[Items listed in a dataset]
____________________
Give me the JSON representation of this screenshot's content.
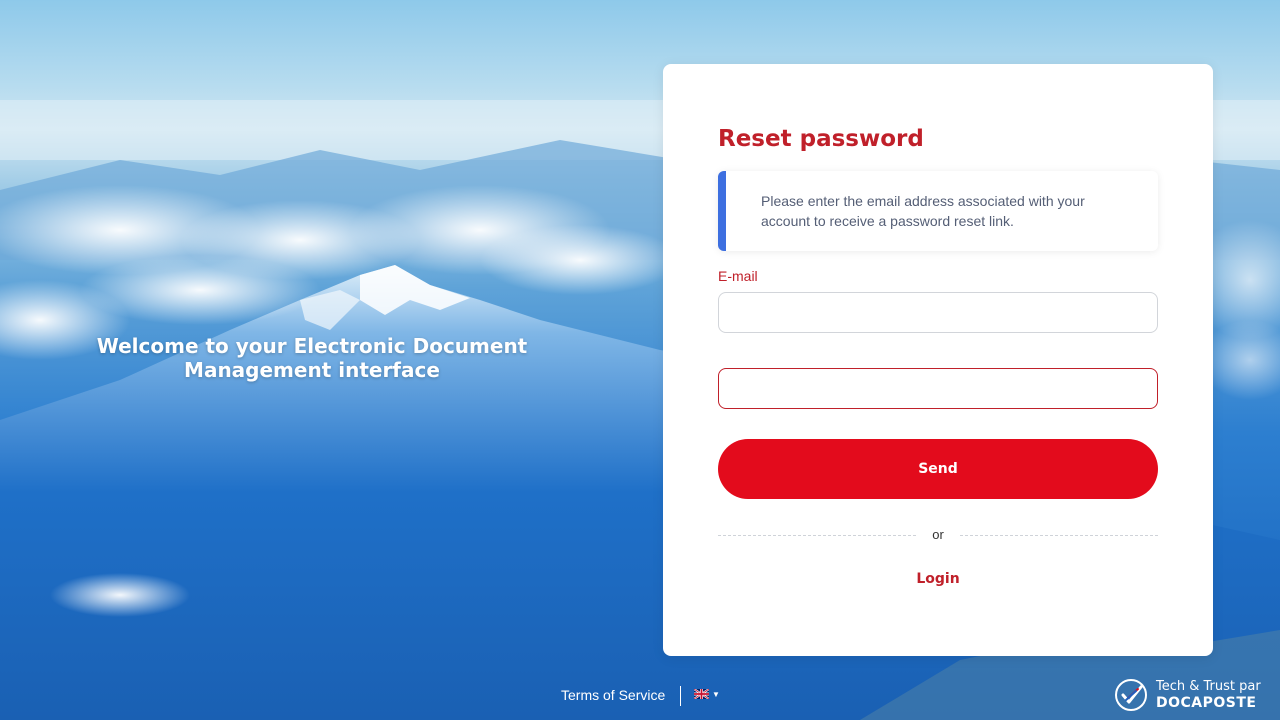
{
  "hero": {
    "welcome": "Welcome to your Electronic Document Management interface"
  },
  "card": {
    "title": "Reset password",
    "info": "Please enter the email address associated with your account to receive a password reset link.",
    "email_label": "E-mail",
    "email_value": "",
    "second_value": "",
    "send_label": "Send",
    "divider_text": "or",
    "login_label": "Login"
  },
  "footer": {
    "terms": "Terms of Service",
    "language_icon": "uk-flag-icon",
    "brand_tag": "Tech & Trust par",
    "brand_name": "DOCAPOSTE"
  },
  "colors": {
    "accent_red": "#e30b1c",
    "title_red": "#c0202a",
    "info_bar_blue": "#3d6fe0"
  }
}
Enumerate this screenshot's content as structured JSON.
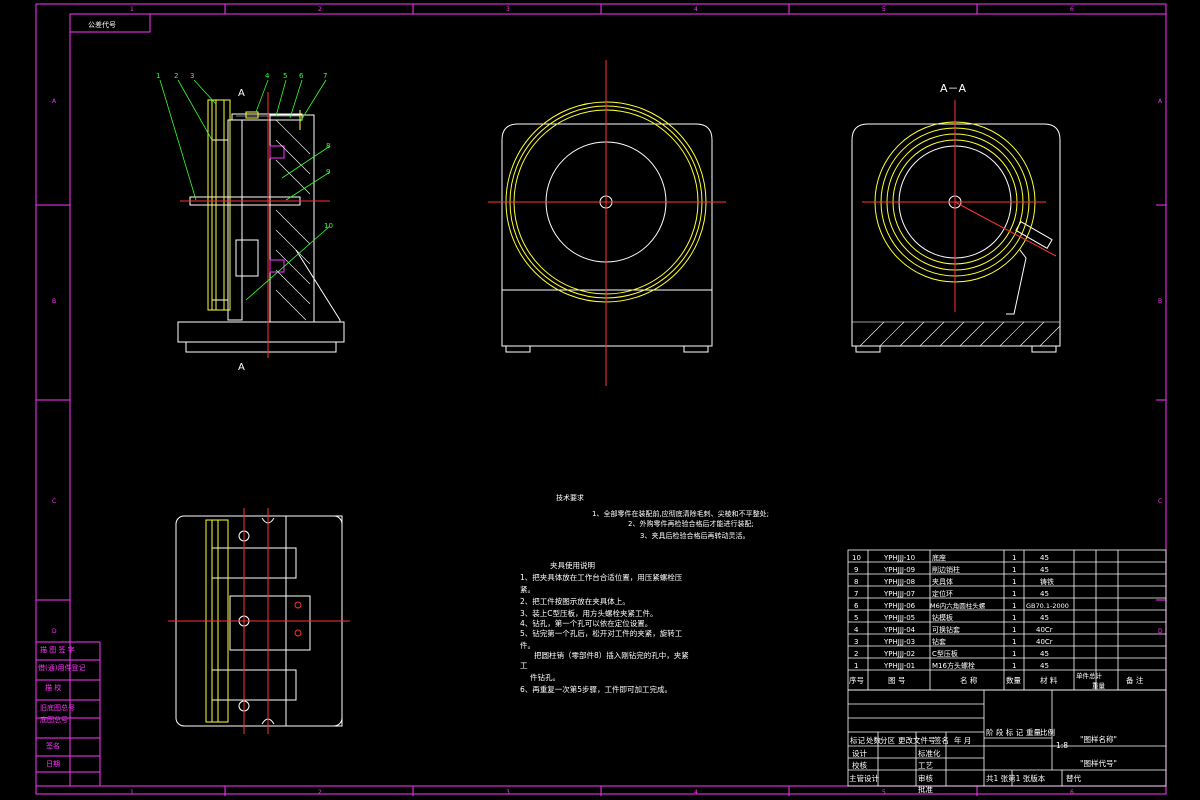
{
  "title_block_top_left": "公差代号",
  "zone_numbers": [
    "1",
    "2",
    "3",
    "4",
    "5",
    "6"
  ],
  "zone_letters": [
    "A",
    "B",
    "C",
    "D"
  ],
  "section_label": "A－A",
  "section_marker_top": "A",
  "section_marker_bottom": "A",
  "balloons": [
    "1",
    "2",
    "3",
    "4",
    "5",
    "6",
    "7",
    "8",
    "9",
    "10"
  ],
  "tech_requirements": {
    "title": "技术要求",
    "items": [
      "1、全部零件在装配前,应彻底清除毛刺、尖棱和不平整处;",
      "2、外购零件再检验合格后才能进行装配;",
      "3、夹具后检验合格后再转动灵活。"
    ]
  },
  "usage": {
    "title": "夹具使用说明",
    "lines": [
      "1、把夹具体放在工作台合适位置，用压紧螺栓压",
      "紧。",
      "2、把工件按图示放在夹具体上。",
      "3、装上C型压板，用方头螺栓夹紧工件。",
      "4、钻孔，第一个孔可以依在定位设置。",
      "5、钻完第一个孔后，松开对工件的夹紧，旋转工",
      "件。",
      "把圆柱销（零部件8）插入刚钻完的孔中，夹紧",
      "工",
      "件钻孔。",
      "6、再重复一次第5步骤，工件即可加工完成。"
    ]
  },
  "bom": {
    "rows": [
      {
        "no": "10",
        "code": "YPHJJJ-10",
        "name": "底座",
        "qty": "1",
        "material": "45"
      },
      {
        "no": "9",
        "code": "YPHJJJ-09",
        "name": "削边销柱",
        "qty": "1",
        "material": "45"
      },
      {
        "no": "8",
        "code": "YPHJJJ-08",
        "name": "夹具体",
        "qty": "1",
        "material": "铸铁"
      },
      {
        "no": "7",
        "code": "YPHJJJ-07",
        "name": "定位环",
        "qty": "1",
        "material": "45"
      },
      {
        "no": "6",
        "code": "YPHJJJ-06",
        "name": "M6内六角圆柱头螺",
        "qty": "1",
        "material": "GB70.1-2000"
      },
      {
        "no": "5",
        "code": "YPHJJJ-05",
        "name": "钻模板",
        "qty": "1",
        "material": "45"
      },
      {
        "no": "4",
        "code": "YPHJJJ-04",
        "name": "可换钻套",
        "qty": "1",
        "material": "40Cr"
      },
      {
        "no": "3",
        "code": "YPHJJJ-03",
        "name": "钻套",
        "qty": "1",
        "material": "40Cr"
      },
      {
        "no": "2",
        "code": "YPHJJJ-02",
        "name": "C型压板",
        "qty": "1",
        "material": "45"
      },
      {
        "no": "1",
        "code": "YPHJJJ-01",
        "name": "M16方头螺栓",
        "qty": "1",
        "material": "45"
      }
    ],
    "header": {
      "no": "序号",
      "code": "图 号",
      "name": "名 称",
      "qty": "数量",
      "material": "材 料",
      "weight": "单件总计",
      "weight2": "重量",
      "note": "备 注"
    }
  },
  "title_block": {
    "mark": "标记",
    "count": "处数",
    "zone": "分区",
    "change": "更改文件号",
    "sign": "签名",
    "date": "年 月",
    "design": "设计",
    "standard": "标准化",
    "check": "校核",
    "process": "工艺",
    "supervisor": "主管设计",
    "review": "审核",
    "approve": "批准",
    "stage": "阶 段 标 记",
    "weight": "重量",
    "scale": "比例",
    "scale_value": "1:8",
    "drawing_name": "\"图样名称\"",
    "drawing_code": "\"图样代号\"",
    "sheets": "共1 张第1 张版本",
    "replace": "替代"
  },
  "left_strip": [
    "借(通)用件登记",
    "旧底图总号",
    "底图总号",
    "签名",
    "日期"
  ],
  "left_strip_top": "描 图 签 字",
  "left_strip_mid": "描 校",
  "colors": {
    "border": "#ff33ff",
    "line": "#ffffff",
    "yellow": "#ffff33",
    "red": "#ff3333",
    "green": "#33ff33",
    "bg": "#000000"
  }
}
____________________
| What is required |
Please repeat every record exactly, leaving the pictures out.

| Output of the exercise |
Give me the JSON representation of this screenshot's content.
{
  "hero": {
    "welcome": "Welcome to your Electronic Document Management interface"
  },
  "card": {
    "title": "Reset password",
    "info": "Please enter the email address associated with your account to receive a password reset link.",
    "email_label": "E-mail",
    "email_value": "",
    "second_value": "",
    "send_label": "Send",
    "divider_text": "or",
    "login_label": "Login"
  },
  "footer": {
    "terms": "Terms of Service",
    "language_icon": "uk-flag-icon",
    "brand_tag": "Tech & Trust par",
    "brand_name": "DOCAPOSTE"
  },
  "colors": {
    "accent_red": "#e30b1c",
    "title_red": "#c0202a",
    "info_bar_blue": "#3d6fe0"
  }
}
Enumerate this screenshot's content as structured JSON.
{
  "title_block_top_left": "公差代号",
  "zone_numbers": [
    "1",
    "2",
    "3",
    "4",
    "5",
    "6"
  ],
  "zone_letters": [
    "A",
    "B",
    "C",
    "D"
  ],
  "section_label": "A－A",
  "section_marker_top": "A",
  "section_marker_bottom": "A",
  "balloons": [
    "1",
    "2",
    "3",
    "4",
    "5",
    "6",
    "7",
    "8",
    "9",
    "10"
  ],
  "tech_requirements": {
    "title": "技术要求",
    "items": [
      "1、全部零件在装配前,应彻底清除毛刺、尖棱和不平整处;",
      "2、外购零件再检验合格后才能进行装配;",
      "3、夹具后检验合格后再转动灵活。"
    ]
  },
  "usage": {
    "title": "夹具使用说明",
    "lines": [
      "1、把夹具体放在工作台合适位置，用压紧螺栓压",
      "紧。",
      "2、把工件按图示放在夹具体上。",
      "3、装上C型压板，用方头螺栓夹紧工件。",
      "4、钻孔，第一个孔可以依在定位设置。",
      "5、钻完第一个孔后，松开对工件的夹紧，旋转工",
      "件。",
      "把圆柱销（零部件8）插入刚钻完的孔中，夹紧",
      "工",
      "件钻孔。",
      "6、再重复一次第5步骤，工件即可加工完成。"
    ]
  },
  "bom": {
    "rows": [
      {
        "no": "10",
        "code": "YPHJJJ-10",
        "name": "底座",
        "qty": "1",
        "material": "45"
      },
      {
        "no": "9",
        "code": "YPHJJJ-09",
        "name": "削边销柱",
        "qty": "1",
        "material": "45"
      },
      {
        "no": "8",
        "code": "YPHJJJ-08",
        "name": "夹具体",
        "qty": "1",
        "material": "铸铁"
      },
      {
        "no": "7",
        "code": "YPHJJJ-07",
        "name": "定位环",
        "qty": "1",
        "material": "45"
      },
      {
        "no": "6",
        "code": "YPHJJJ-06",
        "name": "M6内六角圆柱头螺",
        "qty": "1",
        "material": "GB70.1-2000"
      },
      {
        "no": "5",
        "code": "YPHJJJ-05",
        "name": "钻模板",
        "qty": "1",
        "material": "45"
      },
      {
        "no": "4",
        "code": "YPHJJJ-04",
        "name": "可换钻套",
        "qty": "1",
        "material": "40Cr"
      },
      {
        "no": "3",
        "code": "YPHJJJ-03",
        "name": "钻套",
        "qty": "1",
        "material": "40Cr"
      },
      {
        "no": "2",
        "code": "YPHJJJ-02",
        "name": "C型压板",
        "qty": "1",
        "material": "45"
      },
      {
        "no": "1",
        "code": "YPHJJJ-01",
        "name": "M16方头螺栓",
        "qty": "1",
        "material": "45"
      }
    ],
    "header": {
      "no": "序号",
      "code": "图 号",
      "name": "名 称",
      "qty": "数量",
      "material": "材 料",
      "weight": "单件总计",
      "weight2": "重量",
      "note": "备 注"
    }
  },
  "title_block": {
    "mark": "标记",
    "count": "处数",
    "zone": "分区",
    "change": "更改文件号",
    "sign": "签名",
    "date": "年 月",
    "design": "设计",
    "standard": "标准化",
    "check": "校核",
    "process": "工艺",
    "supervisor": "主管设计",
    "review": "审核",
    "approve": "批准",
    "stage": "阶 段 标 记",
    "weight": "重量",
    "scale": "比例",
    "scale_value": "1:8",
    "drawing_name": "\"图样名称\"",
    "drawing_code": "\"图样代号\"",
    "sheets": "共1 张第1 张版本",
    "replace": "替代"
  },
  "left_strip": [
    "借(通)用件登记",
    "旧底图总号",
    "底图总号",
    "签名",
    "日期"
  ],
  "left_strip_top": "描 图 签 字",
  "left_strip_mid": "描 校",
  "colors": {
    "border": "#ff33ff",
    "line": "#ffffff",
    "yellow": "#ffff33",
    "red": "#ff3333",
    "green": "#33ff33",
    "bg": "#000000"
  }
}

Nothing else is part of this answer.